Transcutaneous Electrical Nerve Stimulation
Transcutaneous electrical nerve stimulation (TENS) is defined as the application of electrical stimulation to the skin for pain relief. It’s based on the gate-control theory of pain, which proposes that painful impulses pass through a “gate” in the brain. TENS is performed with a portable, battery-powered device that transmits painless electrical current to peripheral nerves or directly to a painful area over relatively large nerve fibers. This treatment effectively alters the patient’s perception of pain by blocking painful stimuli traveling over smaller fibers.
Used for postoperative patients and those with chronic pain, TENS reduces the need for analgesic drugs and may allow the patient to resume normal activities. Typically, a course of TENS treatments lasts 3 to 5 days. Some conditions, such as phantom limb pain, may require continuous stimulation; other conditions, such as a painful arthritic joint, require shorter periods (3 to 4 hours). TENS has also been found to decrease knee pain associated with osteoarthritis. However, recent studies have shown TENS isn’t helpful in patients with chronic lower back pain.1 (See Current uses of TENS.)

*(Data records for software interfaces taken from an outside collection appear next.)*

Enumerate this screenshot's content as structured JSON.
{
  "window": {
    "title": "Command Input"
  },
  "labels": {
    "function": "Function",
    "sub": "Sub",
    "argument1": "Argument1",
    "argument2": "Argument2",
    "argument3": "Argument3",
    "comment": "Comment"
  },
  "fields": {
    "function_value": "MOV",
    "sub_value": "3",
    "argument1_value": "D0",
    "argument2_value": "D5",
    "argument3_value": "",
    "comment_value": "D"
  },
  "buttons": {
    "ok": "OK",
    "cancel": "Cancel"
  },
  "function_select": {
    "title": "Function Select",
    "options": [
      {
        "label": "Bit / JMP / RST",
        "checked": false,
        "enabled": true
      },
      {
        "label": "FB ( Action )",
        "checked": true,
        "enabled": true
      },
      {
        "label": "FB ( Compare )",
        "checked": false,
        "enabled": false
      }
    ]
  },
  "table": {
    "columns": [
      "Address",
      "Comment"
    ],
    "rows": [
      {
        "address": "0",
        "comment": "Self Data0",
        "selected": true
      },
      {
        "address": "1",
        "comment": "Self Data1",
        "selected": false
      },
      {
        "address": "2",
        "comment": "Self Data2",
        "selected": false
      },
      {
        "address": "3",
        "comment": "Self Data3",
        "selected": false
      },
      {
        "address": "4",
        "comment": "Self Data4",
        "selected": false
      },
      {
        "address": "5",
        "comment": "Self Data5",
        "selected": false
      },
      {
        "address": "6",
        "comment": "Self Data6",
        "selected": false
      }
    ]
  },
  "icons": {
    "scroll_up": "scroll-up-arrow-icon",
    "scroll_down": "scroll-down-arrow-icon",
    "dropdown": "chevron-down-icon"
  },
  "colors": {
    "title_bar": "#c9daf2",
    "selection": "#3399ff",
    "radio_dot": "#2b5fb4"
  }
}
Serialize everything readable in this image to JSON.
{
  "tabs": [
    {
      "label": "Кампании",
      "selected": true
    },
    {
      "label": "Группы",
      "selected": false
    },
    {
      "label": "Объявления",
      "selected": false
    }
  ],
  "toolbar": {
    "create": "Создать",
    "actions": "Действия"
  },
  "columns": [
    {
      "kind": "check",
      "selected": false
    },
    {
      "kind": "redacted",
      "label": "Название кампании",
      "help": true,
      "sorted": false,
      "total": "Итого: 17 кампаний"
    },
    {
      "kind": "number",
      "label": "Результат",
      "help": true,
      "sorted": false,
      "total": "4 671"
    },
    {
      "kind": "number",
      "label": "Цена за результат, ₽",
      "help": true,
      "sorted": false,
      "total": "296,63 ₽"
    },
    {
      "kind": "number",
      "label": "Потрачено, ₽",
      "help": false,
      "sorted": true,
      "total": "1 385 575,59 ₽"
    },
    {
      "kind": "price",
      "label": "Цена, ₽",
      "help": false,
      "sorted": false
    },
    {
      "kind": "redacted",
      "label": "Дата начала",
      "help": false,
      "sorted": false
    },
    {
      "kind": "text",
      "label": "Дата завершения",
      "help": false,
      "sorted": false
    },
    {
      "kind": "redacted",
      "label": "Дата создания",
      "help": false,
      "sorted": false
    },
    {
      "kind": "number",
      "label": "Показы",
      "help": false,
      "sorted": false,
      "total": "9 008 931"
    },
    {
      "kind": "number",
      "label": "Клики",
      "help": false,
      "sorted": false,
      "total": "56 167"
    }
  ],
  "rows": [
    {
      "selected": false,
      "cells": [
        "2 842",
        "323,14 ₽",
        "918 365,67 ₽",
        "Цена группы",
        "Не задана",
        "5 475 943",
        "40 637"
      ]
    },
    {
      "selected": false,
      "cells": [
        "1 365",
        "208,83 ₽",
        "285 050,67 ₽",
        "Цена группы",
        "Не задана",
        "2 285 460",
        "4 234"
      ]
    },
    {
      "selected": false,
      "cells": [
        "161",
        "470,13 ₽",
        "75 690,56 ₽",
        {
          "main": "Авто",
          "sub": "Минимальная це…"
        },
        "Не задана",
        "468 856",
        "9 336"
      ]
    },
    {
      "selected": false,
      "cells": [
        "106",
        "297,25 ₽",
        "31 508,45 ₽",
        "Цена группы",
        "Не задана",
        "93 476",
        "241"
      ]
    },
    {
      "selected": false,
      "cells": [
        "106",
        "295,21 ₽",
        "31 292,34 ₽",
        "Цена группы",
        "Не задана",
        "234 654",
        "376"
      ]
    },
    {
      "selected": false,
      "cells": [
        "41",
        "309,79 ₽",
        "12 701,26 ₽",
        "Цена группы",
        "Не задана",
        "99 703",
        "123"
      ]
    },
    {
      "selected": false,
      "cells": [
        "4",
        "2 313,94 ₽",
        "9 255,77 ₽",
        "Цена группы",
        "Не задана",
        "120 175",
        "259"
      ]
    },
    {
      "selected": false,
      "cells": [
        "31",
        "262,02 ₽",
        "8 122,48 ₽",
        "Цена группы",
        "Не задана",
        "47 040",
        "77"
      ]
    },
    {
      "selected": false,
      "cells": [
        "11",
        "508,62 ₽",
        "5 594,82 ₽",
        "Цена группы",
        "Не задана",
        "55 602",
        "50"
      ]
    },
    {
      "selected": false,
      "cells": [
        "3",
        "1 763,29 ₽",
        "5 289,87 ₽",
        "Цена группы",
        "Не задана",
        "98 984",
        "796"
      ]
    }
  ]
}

TENS is contraindicated for patients with cardiac pacemakers because it can interfere with pacemaker function. The procedure is also contraindicated for pregnant patients because its effect on the fetus is unknown. It’s also contraindicated in patients with dementia. TENS should be used cautiously in all patients with cardiac disorders. TENS electrodes shouldn’t be placed on the head or neck of patients with vascular or seizure disorders.
Positioning Tens Electrodes
With transcutaneous electrical nerve stimulation (TENS), electrodes placed around peripheral nerves (or an incisional site) transmit mild electrical pulses to the brain. The current is thought to block pain impulses. The patient can influence the level and frequency of his pain relief by adjusting the controls on the device.
Typically, electrode placement varies even though patients may have similar complaints. Electrodes can be placed in several ways:
to cover the painful area or surround it, as with muscle tenderness or spasm or painful joints
to “capture” the painful area between electrodes, as with incisional pain.
With peripheral nerve injury, electrodes should be placed proximal to the injury (between the brain and the injury site) to avoid increasing pain. Placing electrodes in a hypersensitive area also increases pain. In an area lacking sensation, electrodes should be placed on adjacent dermatomes.
The illustrations show combinations of electrode placement (red squares) and areas of nerve stimulation (shaded pink) for lower back and leg pain.
TENS device ▪ pregelled, self-stick electrodes ▪ warm water and soap ▪ leadwires ▪ charged battery pack ▪ battery recharger ▪ Optional: alcohol pads, hypoallergenic tape.
Commercial TENS kits are available. They include the stimulator, leadwires, electrodes, spare battery pack, battery recharger, and sometimes the adhesive patch.
Preparation of Equipment
Before beginning the procedure, always test the battery pack to make sure it’s fully charged.